By contrast, the argument against the OECD revolves around economics. More specifically, the death tax is a terrible idea because it directly and unambiguously reduces private savings and investment, thus undermining productivity and putting a damper on wages.
Interestingly, the OECD admits this happens. Here’s Figure 2.4 from the OECD report, showing how death taxes (combined with annual income taxes) reduce saving and investment over five generations.
And the above charts don’t even show the true impact because there’s no line showing how much saving and investment would exist with no death tax and no double taxation.
For what it’s worth, the OECD report does acknowledge some practical and economic problems with death taxes.
An inheritance tax directly reduces wealth accumulation over generations. …inheritance taxes may also affect wealth accumulation prior to being levied by encouraging changes in donors’ behaviours. …Susceptibility to tax planning is one of the most common criticisms levelled against inheritance taxes. …There is evidence of widespread inheritance tax planning… Inheritance taxes might lower entrepreneurship by heirs… Inheritance taxes may also jeopardise existing businesses when they are transferred if business owners do not have enough liquid assets to pay the tax. …Double taxation is a popular objection to inheritance taxes…wage earnings, savings, or personal business income…will have in many cases already been taxed. …There might be challenges associated with estimating fair market value for some assets.
If you wade through the report, you’ll notice that the OECD doesn’t have good answers for these problems.
Instead, the basic message is, “yeah, there are a bunch of downsides, but we want to finance bigger government and we resent successful people.”
The only good news is that the report gives us a list of nations that have eliminated (or never adopted) death taxes.
Among the OECD countries that do not levy inheritance or estate taxes, nine have abolished them since the early 1970s. …Austria, Czech Republic, Norway, Slovak Republic, ans Sweden have abolished their inheritance or estate taxes since 2000. Israel and New Zealand abolished these taxes between 1980 and 2000. Australia, Canada, and Mexico abolished these taxes before 1980, and Estonia and Latvia have never levied inheritance or estate taxes. …This is consistent with evidence that inheritance and estate taxes tend to be unpopular.
Here’s the part of Table 3.1 that shows when these taxes were implemented and when they were repealed.
Needless to say, I’d like to see the United States on this list at some point (we were there for one year!).
The OECD closed with some cheerleading and strategizing on how to overcome popular opposition.

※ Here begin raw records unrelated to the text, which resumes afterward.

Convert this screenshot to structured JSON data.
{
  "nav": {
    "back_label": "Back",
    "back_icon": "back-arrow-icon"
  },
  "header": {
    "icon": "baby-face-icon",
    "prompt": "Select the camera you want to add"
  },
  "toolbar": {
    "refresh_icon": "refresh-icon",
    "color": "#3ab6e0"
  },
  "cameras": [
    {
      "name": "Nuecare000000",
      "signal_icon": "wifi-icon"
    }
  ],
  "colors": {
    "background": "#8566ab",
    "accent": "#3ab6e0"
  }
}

…this section considers ways in which governments may enhance the public acceptability of inheritance tax reform… Reframing reforms aiming to raise more revenue.around notions of equality of opportunity and inequality reduction may help increase their public acceptability. …packaging may also be helpful. …If the introduction of an inheritance tax or an increase in existing inheritance or estate taxes…goes hand-in-hand with a decrease in other taxes, especially in labour taxes, which a majority of people are subject to, it may be more acceptable politically.
I can’t resist pointing out that it’s utter nonsense to think that governments would use revenue from a death tax to lower other taxes.
The goal of politicians is always to finance bigger government. That’s true with the death tax. It’s true with the carbon tax. It’s true with the value-added tax. It’s true with the financial transactions tax.
Which is why I wrote four years ago that, “Some people say the most important rule to remember is to never feed gremlins after midnight, but I think it’s even more important not to give politicians a new source of revenue.”